These are my stories.
(Part 1) (Part 2) (Part 3) (Part 4) (Part 5)
In the beginning
I grew up in my Childhood Church.
For twenty-one years, this church was my Sunday home. Three ministers, two children's choir directors, more Sunday School teachers than I can remember. A cradle Anglican, I was baptised into the church as an infant and confirmed those vows twelve years later. My most cherished memories of church happened there; my worst experiences of church happened there too.
* * *
I remember that he was a kind man, our second minister. He was missing two and a half fingers; odd, the things that stick in a child's mind.
I don't recall a thing he taught but I remember what his wife taught me. I was just a little girl but she never treated me like one. She took us church kids under her wing and she taught us to sing - to really sing. She included us, not in the patronizing way with Jo-Jo-Jonah and arky arkies, but with a sincerity and authenticity that made me feel like I was really and truly part of this church family.
I still remember the songs we sang under her gentle guidance. The Lord of the Dance remains my favourite, and I think of her every time I sing it, the way she'd strum her guitar low and slow when Jesus died, and then loud and fast again when He danced on His grave. I picture her eyes closed, smile wide, curly hair bouncing as she nodded her head along with the music.
* * *
Five years old, I did my first reading in that church. I read from Luke and I still remember practicing, over and over, words burning into my brain and sinking even deeper into my heart. I can recite it by heart even today. I felt so valuable, then and every time after, just another person on their list of readers. I'd step up to the microphone with shaking knees but I'd do it anyway and it's only now as I look back that I realize what a gift they gave me.
But new ministers meant new methods and soon the readings were left for the adults. Oh, they still "included" us younger ones. We'd have "youth Sundays" every few months, where we did a cute little play and sang a cute little song and look at us, being "included". The rest of the time we filled in worksheets and drew pictures in Sunday School.
But inclusion isn't showy. It isn't overdone. It isn't made a big deal of. It simply is, each of us a true member of the church family, discovering and honouring and using our God-given gifts. We recognized the patronizing pat on the head.
* * *
Soon I was the only youth left in my church. Lonely and wanting the company of other Christians my age, I accepted a friend's offer and joined the youth group of a nearby evangelical church.
I met my husband at that youth group. We were 12 years old.
I was playing soccer with the guys in the church basement and I checked him, hard. All bets were off at that point; no longer did gender afford me a hands-off status. It was only a matter of time until the boy asked me to marry him, this girl who refused to act like one.

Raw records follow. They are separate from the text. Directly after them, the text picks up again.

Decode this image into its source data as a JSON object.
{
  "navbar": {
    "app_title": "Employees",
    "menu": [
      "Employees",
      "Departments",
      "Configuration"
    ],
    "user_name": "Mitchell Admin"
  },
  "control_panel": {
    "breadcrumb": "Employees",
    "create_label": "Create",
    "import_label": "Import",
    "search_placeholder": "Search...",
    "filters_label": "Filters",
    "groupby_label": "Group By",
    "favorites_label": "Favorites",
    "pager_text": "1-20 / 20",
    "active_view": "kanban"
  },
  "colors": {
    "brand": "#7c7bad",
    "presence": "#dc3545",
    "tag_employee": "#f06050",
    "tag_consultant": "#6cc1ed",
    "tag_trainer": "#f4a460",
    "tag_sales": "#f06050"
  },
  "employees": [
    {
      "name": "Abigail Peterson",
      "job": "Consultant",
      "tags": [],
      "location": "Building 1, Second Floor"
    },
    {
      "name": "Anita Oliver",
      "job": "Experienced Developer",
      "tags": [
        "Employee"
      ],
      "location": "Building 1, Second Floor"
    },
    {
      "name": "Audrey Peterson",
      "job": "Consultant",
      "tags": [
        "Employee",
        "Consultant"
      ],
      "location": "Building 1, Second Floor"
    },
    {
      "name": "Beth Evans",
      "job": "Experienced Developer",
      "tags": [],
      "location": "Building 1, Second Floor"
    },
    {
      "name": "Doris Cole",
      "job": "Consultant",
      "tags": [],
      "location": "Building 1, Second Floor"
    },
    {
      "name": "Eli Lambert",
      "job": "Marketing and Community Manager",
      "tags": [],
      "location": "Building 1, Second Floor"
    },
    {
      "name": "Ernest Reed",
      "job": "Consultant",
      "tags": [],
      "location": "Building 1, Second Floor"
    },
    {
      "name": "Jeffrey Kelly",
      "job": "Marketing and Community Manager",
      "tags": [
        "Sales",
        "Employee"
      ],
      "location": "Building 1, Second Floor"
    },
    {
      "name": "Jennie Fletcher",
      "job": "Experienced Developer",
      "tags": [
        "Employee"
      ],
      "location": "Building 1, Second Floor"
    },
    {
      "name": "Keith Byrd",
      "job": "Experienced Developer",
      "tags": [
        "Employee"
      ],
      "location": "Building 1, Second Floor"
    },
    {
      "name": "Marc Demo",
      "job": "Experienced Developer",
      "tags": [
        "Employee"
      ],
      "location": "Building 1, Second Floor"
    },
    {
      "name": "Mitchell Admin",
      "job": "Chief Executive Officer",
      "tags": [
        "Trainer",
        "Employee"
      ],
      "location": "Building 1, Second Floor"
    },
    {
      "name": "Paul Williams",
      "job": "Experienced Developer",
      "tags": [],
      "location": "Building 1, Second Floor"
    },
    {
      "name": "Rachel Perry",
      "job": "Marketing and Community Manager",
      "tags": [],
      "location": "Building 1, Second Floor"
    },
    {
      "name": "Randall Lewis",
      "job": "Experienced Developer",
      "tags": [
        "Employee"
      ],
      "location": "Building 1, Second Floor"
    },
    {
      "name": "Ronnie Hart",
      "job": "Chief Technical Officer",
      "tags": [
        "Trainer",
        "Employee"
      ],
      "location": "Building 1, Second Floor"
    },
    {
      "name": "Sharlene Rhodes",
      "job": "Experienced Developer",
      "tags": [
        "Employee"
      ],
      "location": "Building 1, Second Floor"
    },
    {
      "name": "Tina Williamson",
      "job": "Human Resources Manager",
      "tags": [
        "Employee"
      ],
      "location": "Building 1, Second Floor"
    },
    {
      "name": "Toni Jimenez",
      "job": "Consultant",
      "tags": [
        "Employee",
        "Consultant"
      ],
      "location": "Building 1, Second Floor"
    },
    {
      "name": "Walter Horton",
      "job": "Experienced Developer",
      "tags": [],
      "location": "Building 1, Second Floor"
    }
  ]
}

They tried, though. I grew cynical in that youth group, weary of the growing emphasis on "biblical" manhood and womanhood, surface "modesty", no we can't play that game anymore because a boy might touch a girl, no she can't be the youth group president because that would send the wrong message about a woman's proper role but perhaps she'd like to be the secretary or treasurer? We all kissed dating good-bye thanks to the wisdom of Joshua Harris, and yet it was all we ever talked about, dating and purity and how far was too far anyway?
Like I said, I grew cynical there.
* * *
I spent my teen years caught in the familiar trap of rededication. In my Anglican church, my baptism and confirmation were enough, that was it, get on with living like a new creation. But it wasn't enough in that evangelical youth group. We travelled to big youth events, screamed along with the rock bands, cried through each emotionally-charged session, rededicated ourselves over and over and over. Maybe this time we'd be sure; maybe this time it would stick.
It was all so much more exciting than my quiet, reserved, boring Anglican church.
I craved the emotional stimulation. I craved the late-night pour-your-heart-out conversations. I worshiped our young single youth leaders who assured us they knew how we felt, they understood us in ways our parents didn't, they cared for us and were here for us if we ever needed to talk.
* * *
It wasn't until my early twenties that I finally learned to appreciate the liturgical service. It became beautiful to me, rich in its depth and history. I fell in love with the church I'd grown up in, the church I'd tried to run away from in my quest for something more exciting.
* * *
But I learned heartbreak in that church too. It was there that I first discovered that grace can too often be a false grace, a mockery that scoffs at sin and blames the victim - it was probably just tickling that went too far - and then sends him off to help with the Sunday School to demonstrate their trust in him. It was almost too much, almost the end of wanting anything to do with God's holy people.
To be continued...